═════ Working data ═════
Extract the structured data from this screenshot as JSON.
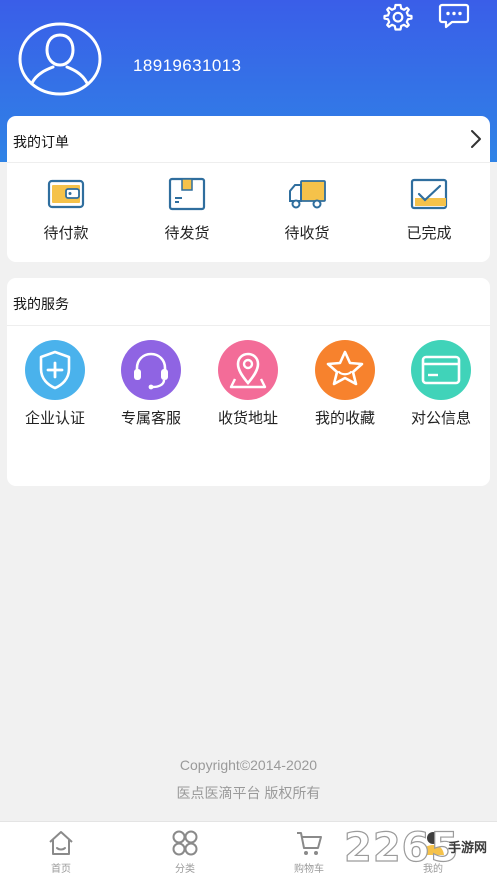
{
  "header": {
    "phone": "18919631013",
    "icons": {
      "settings": "gear-icon",
      "messages": "chat-bubble-icon",
      "avatar": "user-avatar-icon"
    }
  },
  "orders": {
    "title": "我的订单",
    "items": [
      {
        "label": "待付款",
        "icon": "wallet-icon"
      },
      {
        "label": "待发货",
        "icon": "package-box-icon"
      },
      {
        "label": "待收货",
        "icon": "delivery-truck-icon"
      },
      {
        "label": "已完成",
        "icon": "completed-check-icon"
      }
    ]
  },
  "services": {
    "title": "我的服务",
    "items": [
      {
        "label": "企业认证",
        "icon": "shield-plus-icon",
        "color": "#4ab2ec"
      },
      {
        "label": "专属客服",
        "icon": "headset-icon",
        "color": "#8f64e3"
      },
      {
        "label": "收货地址",
        "icon": "map-pin-icon",
        "color": "#f36c98"
      },
      {
        "label": "我的收藏",
        "icon": "star-icon",
        "color": "#f7822d"
      },
      {
        "label": "对公信息",
        "icon": "card-icon",
        "color": "#40d3b9"
      }
    ]
  },
  "footer": {
    "copyright": "Copyright©2014-2020",
    "company": "医点医滴平台 版权所有"
  },
  "tabbar": {
    "items": [
      {
        "label": "首页",
        "icon": "home-icon"
      },
      {
        "label": "分类",
        "icon": "category-icon"
      },
      {
        "label": "购物车",
        "icon": "cart-icon"
      },
      {
        "label": "我的",
        "icon": "user-icon"
      }
    ]
  },
  "watermark": {
    "number": "2265",
    "text": "手游网"
  },
  "colors": {
    "header_top": "#3a5ee8",
    "header_bottom": "#2f83e6",
    "background": "#f1f1f1",
    "accent": "#2f83e6"
  }
}
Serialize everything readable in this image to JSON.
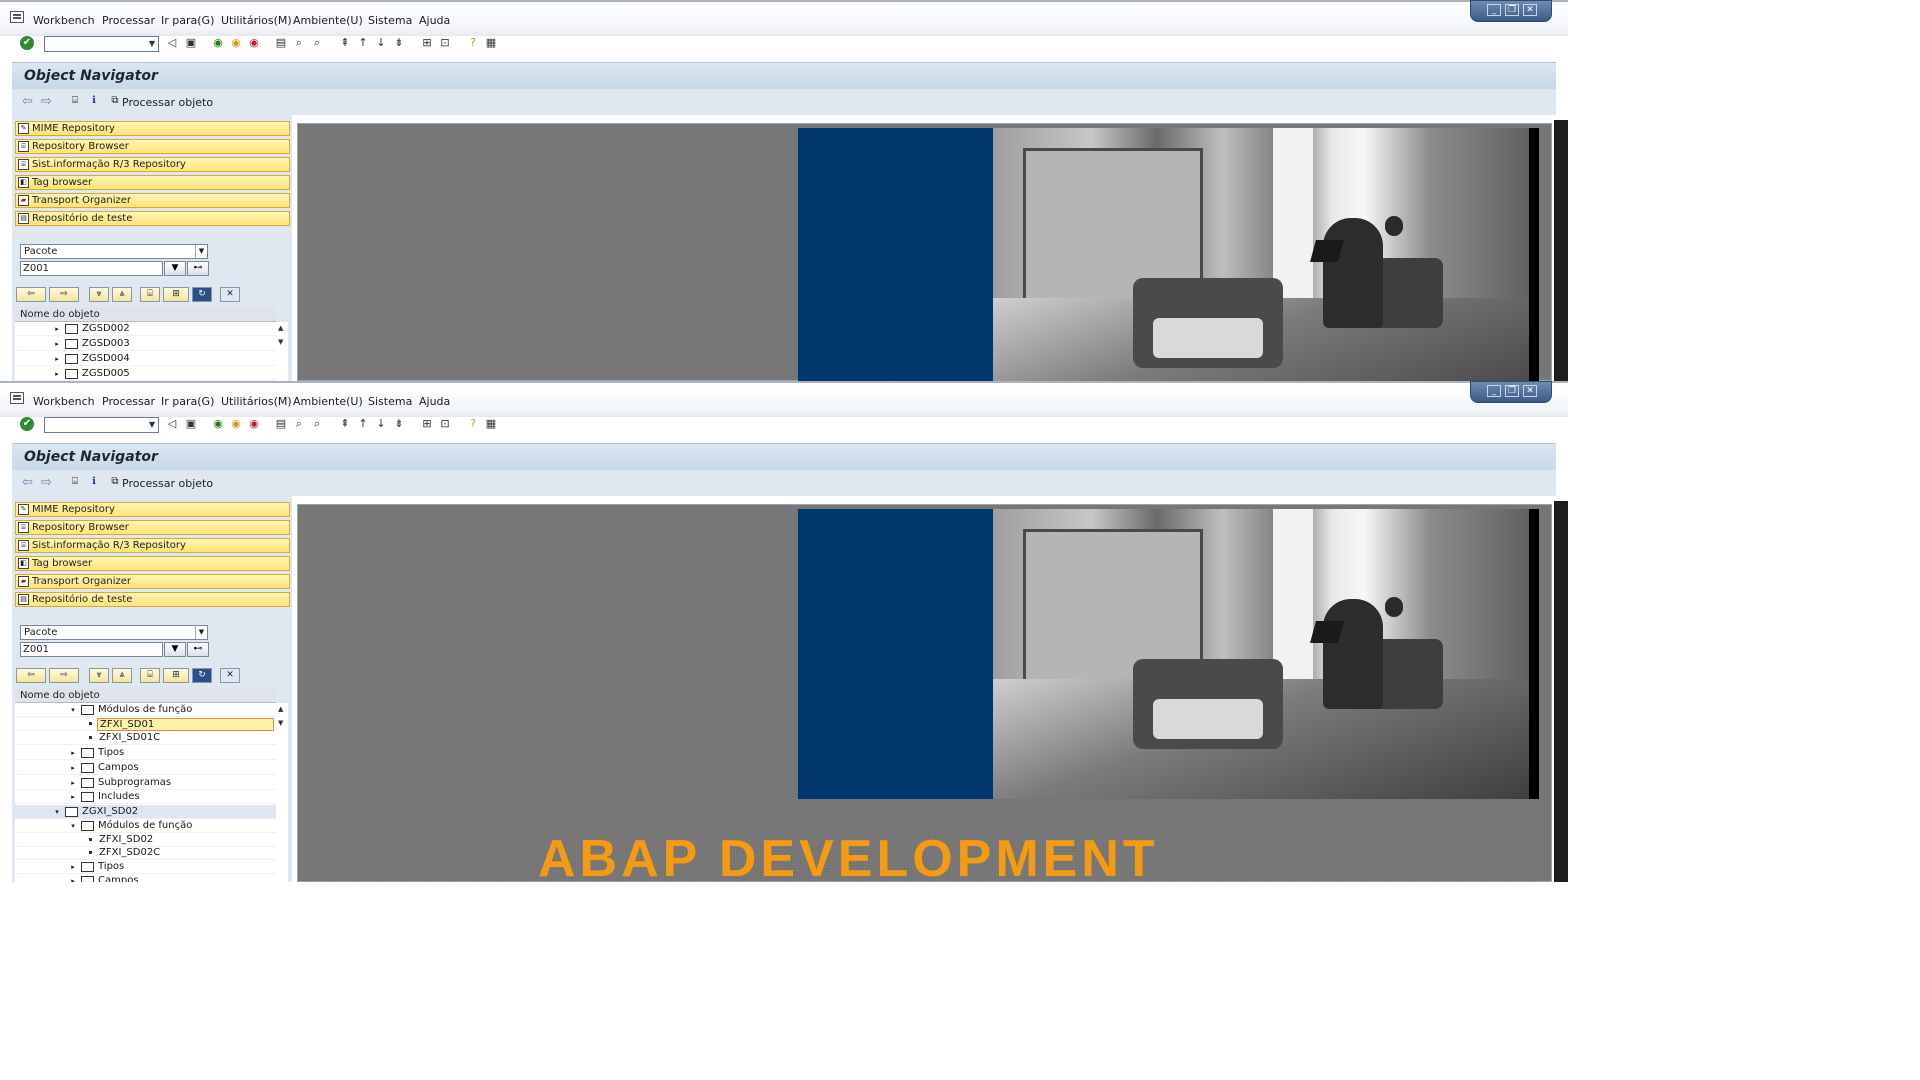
{
  "menu": {
    "items": [
      "Workbench",
      "Processar",
      "Ir para(G)",
      "Utilitários(M)",
      "Ambiente(U)",
      "Sistema",
      "Ajuda"
    ]
  },
  "window_buttons": {
    "minimize": "_",
    "restore": "❐",
    "close": "✕"
  },
  "title": "Object Navigator",
  "app_toolbar": {
    "process_object": "Processar objeto"
  },
  "left_buttons": [
    "MIME Repository",
    "Repository Browser",
    "Sist.informação R/3 Repository",
    "Tag browser",
    "Transport Organizer",
    "Repositório de teste"
  ],
  "selector": {
    "type": "Pacote",
    "value": "Z001"
  },
  "tree": {
    "header": "Nome do objeto",
    "window1_rows": [
      {
        "label": "ZGSD002",
        "level": 0,
        "expanded": false
      },
      {
        "label": "ZGSD003",
        "level": 0,
        "expanded": false
      },
      {
        "label": "ZGSD004",
        "level": 0,
        "expanded": false
      },
      {
        "label": "ZGSD005",
        "level": 0,
        "expanded": false
      }
    ],
    "window2_rows": [
      {
        "label": "Módulos de função",
        "level": 1,
        "expanded": true,
        "kind": "folder"
      },
      {
        "label": "ZFXI_SD01",
        "level": 2,
        "kind": "item",
        "selected": true
      },
      {
        "label": "ZFXI_SD01C",
        "level": 2,
        "kind": "item"
      },
      {
        "label": "Tipos",
        "level": 1,
        "expanded": false,
        "kind": "folder"
      },
      {
        "label": "Campos",
        "level": 1,
        "expanded": false,
        "kind": "folder"
      },
      {
        "label": "Subprogramas",
        "level": 1,
        "expanded": false,
        "kind": "folder"
      },
      {
        "label": "Includes",
        "level": 1,
        "expanded": false,
        "kind": "folder"
      },
      {
        "label": "ZGXI_SD02",
        "level": 0,
        "expanded": true,
        "kind": "folder"
      },
      {
        "label": "Módulos de função",
        "level": 1,
        "expanded": true,
        "kind": "folder"
      },
      {
        "label": "ZFXI_SD02",
        "level": 2,
        "kind": "item"
      },
      {
        "label": "ZFXI_SD02C",
        "level": 2,
        "kind": "item"
      },
      {
        "label": "Tipos",
        "level": 1,
        "expanded": false,
        "kind": "folder"
      },
      {
        "label": "Campos",
        "level": 1,
        "expanded": false,
        "kind": "folder"
      }
    ]
  },
  "banner": {
    "text": "ABAP DEVELOPMENT"
  },
  "colors": {
    "accent_blue": "#00386e",
    "banner_orange": "#f49a13",
    "title_bg": "#dce6f1",
    "button_yellow": "#ffe37a"
  }
}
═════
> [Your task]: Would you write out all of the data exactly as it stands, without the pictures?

> [Task output]:
Extract the structured data from this screenshot as JSON.
{
  "header": {
    "phone": "18919631013",
    "icons": {
      "settings": "gear-icon",
      "messages": "chat-bubble-icon",
      "avatar": "user-avatar-icon"
    }
  },
  "orders": {
    "title": "我的订单",
    "items": [
      {
        "label": "待付款",
        "icon": "wallet-icon"
      },
      {
        "label": "待发货",
        "icon": "package-box-icon"
      },
      {
        "label": "待收货",
        "icon": "delivery-truck-icon"
      },
      {
        "label": "已完成",
        "icon": "completed-check-icon"
      }
    ]
  },
  "services": {
    "title": "我的服务",
    "items": [
      {
        "label": "企业认证",
        "icon": "shield-plus-icon",
        "color": "#4ab2ec"
      },
      {
        "label": "专属客服",
        "icon": "headset-icon",
        "color": "#8f64e3"
      },
      {
        "label": "收货地址",
        "icon": "map-pin-icon",
        "color": "#f36c98"
      },
      {
        "label": "我的收藏",
        "icon": "star-icon",
        "color": "#f7822d"
      },
      {
        "label": "对公信息",
        "icon": "card-icon",
        "color": "#40d3b9"
      }
    ]
  },
  "footer": {
    "copyright": "Copyright©2014-2020",
    "company": "医点医滴平台 版权所有"
  },
  "tabbar": {
    "items": [
      {
        "label": "首页",
        "icon": "home-icon"
      },
      {
        "label": "分类",
        "icon": "category-icon"
      },
      {
        "label": "购物车",
        "icon": "cart-icon"
      },
      {
        "label": "我的",
        "icon": "user-icon"
      }
    ]
  },
  "watermark": {
    "number": "2265",
    "text": "手游网"
  },
  "colors": {
    "header_top": "#3a5ee8",
    "header_bottom": "#2f83e6",
    "background": "#f1f1f1",
    "accent": "#2f83e6"
  }
}
Serialize everything readable in this image to JSON.
{
  "menu": {
    "items": [
      "Workbench",
      "Processar",
      "Ir para(G)",
      "Utilitários(M)",
      "Ambiente(U)",
      "Sistema",
      "Ajuda"
    ]
  },
  "window_buttons": {
    "minimize": "_",
    "restore": "❐",
    "close": "✕"
  },
  "title": "Object Navigator",
  "app_toolbar": {
    "process_object": "Processar objeto"
  },
  "left_buttons": [
    "MIME Repository",
    "Repository Browser",
    "Sist.informação R/3 Repository",
    "Tag browser",
    "Transport Organizer",
    "Repositório de teste"
  ],
  "selector": {
    "type": "Pacote",
    "value": "Z001"
  },
  "tree": {
    "header": "Nome do objeto",
    "window1_rows": [
      {
        "label": "ZGSD002",
        "level": 0,
        "expanded": false
      },
      {
        "label": "ZGSD003",
        "level": 0,
        "expanded": false
      },
      {
        "label": "ZGSD004",
        "level": 0,
        "expanded": false
      },
      {
        "label": "ZGSD005",
        "level": 0,
        "expanded": false
      }
    ],
    "window2_rows": [
      {
        "label": "Módulos de função",
        "level": 1,
        "expanded": true,
        "kind": "folder"
      },
      {
        "label": "ZFXI_SD01",
        "level": 2,
        "kind": "item",
        "selected": true
      },
      {
        "label": "ZFXI_SD01C",
        "level": 2,
        "kind": "item"
      },
      {
        "label": "Tipos",
        "level": 1,
        "expanded": false,
        "kind": "folder"
      },
      {
        "label": "Campos",
        "level": 1,
        "expanded": false,
        "kind": "folder"
      },
      {
        "label": "Subprogramas",
        "level": 1,
        "expanded": false,
        "kind": "folder"
      },
      {
        "label": "Includes",
        "level": 1,
        "expanded": false,
        "kind": "folder"
      },
      {
        "label": "ZGXI_SD02",
        "level": 0,
        "expanded": true,
        "kind": "folder"
      },
      {
        "label": "Módulos de função",
        "level": 1,
        "expanded": true,
        "kind": "folder"
      },
      {
        "label": "ZFXI_SD02",
        "level": 2,
        "kind": "item"
      },
      {
        "label": "ZFXI_SD02C",
        "level": 2,
        "kind": "item"
      },
      {
        "label": "Tipos",
        "level": 1,
        "expanded": false,
        "kind": "folder"
      },
      {
        "label": "Campos",
        "level": 1,
        "expanded": false,
        "kind": "folder"
      }
    ]
  },
  "banner": {
    "text": "ABAP DEVELOPMENT"
  },
  "colors": {
    "accent_blue": "#00386e",
    "banner_orange": "#f49a13",
    "title_bg": "#dce6f1",
    "button_yellow": "#ffe37a"
  }
}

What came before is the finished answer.